::: PROVIDED ENTRIES

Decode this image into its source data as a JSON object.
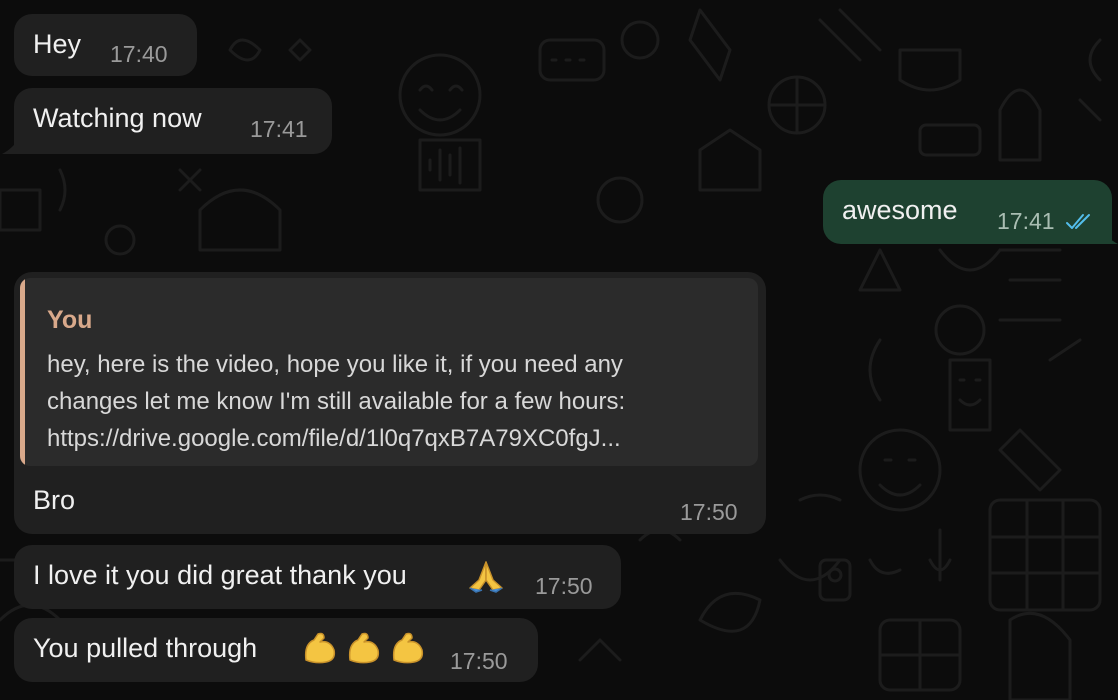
{
  "messages": [
    {
      "text": "Hey",
      "time": "17:40",
      "direction": "incoming"
    },
    {
      "text": "Watching now",
      "time": "17:41",
      "direction": "incoming"
    },
    {
      "text": "awesome",
      "time": "17:41",
      "direction": "outgoing",
      "status": "read",
      "status_icon": "double-check-icon"
    },
    {
      "text": "Bro",
      "time": "17:50",
      "direction": "incoming",
      "reply": {
        "author": "You",
        "lines": [
          "hey, here is the video, hope you like it, if you need any",
          "changes let me know I'm still available for a few hours:",
          "https://drive.google.com/file/d/1l0q7qxB7A79XC0fgJ..."
        ]
      }
    },
    {
      "text": "I love it you did great thank you",
      "time": "17:50",
      "direction": "incoming",
      "emoji": [
        "folded-hands-emoji"
      ]
    },
    {
      "text": "You pulled through",
      "time": "17:50",
      "direction": "incoming",
      "emoji": [
        "flexed-biceps-emoji",
        "flexed-biceps-emoji",
        "flexed-biceps-emoji"
      ]
    }
  ],
  "colors": {
    "background": "#0c0c0c",
    "incoming_bubble": "#202020",
    "outgoing_bubble": "#1e4130",
    "quote_accent": "#d9a98b",
    "read_check": "#53bdeb"
  }
}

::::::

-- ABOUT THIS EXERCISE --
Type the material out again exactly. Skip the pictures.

-- ANSWER SPACE --
Decode this image into its source data as a JSON object.
{
  "messages": [
    {
      "text": "Hey",
      "time": "17:40",
      "direction": "incoming"
    },
    {
      "text": "Watching now",
      "time": "17:41",
      "direction": "incoming"
    },
    {
      "text": "awesome",
      "time": "17:41",
      "direction": "outgoing",
      "status": "read",
      "status_icon": "double-check-icon"
    },
    {
      "text": "Bro",
      "time": "17:50",
      "direction": "incoming",
      "reply": {
        "author": "You",
        "lines": [
          "hey, here is the video, hope you like it, if you need any",
          "changes let me know I'm still available for a few hours:",
          "https://drive.google.com/file/d/1l0q7qxB7A79XC0fgJ..."
        ]
      }
    },
    {
      "text": "I love it you did great thank you",
      "time": "17:50",
      "direction": "incoming",
      "emoji": [
        "folded-hands-emoji"
      ]
    },
    {
      "text": "You pulled through",
      "time": "17:50",
      "direction": "incoming",
      "emoji": [
        "flexed-biceps-emoji",
        "flexed-biceps-emoji",
        "flexed-biceps-emoji"
      ]
    }
  ],
  "colors": {
    "background": "#0c0c0c",
    "incoming_bubble": "#202020",
    "outgoing_bubble": "#1e4130",
    "quote_accent": "#d9a98b",
    "read_check": "#53bdeb"
  }
}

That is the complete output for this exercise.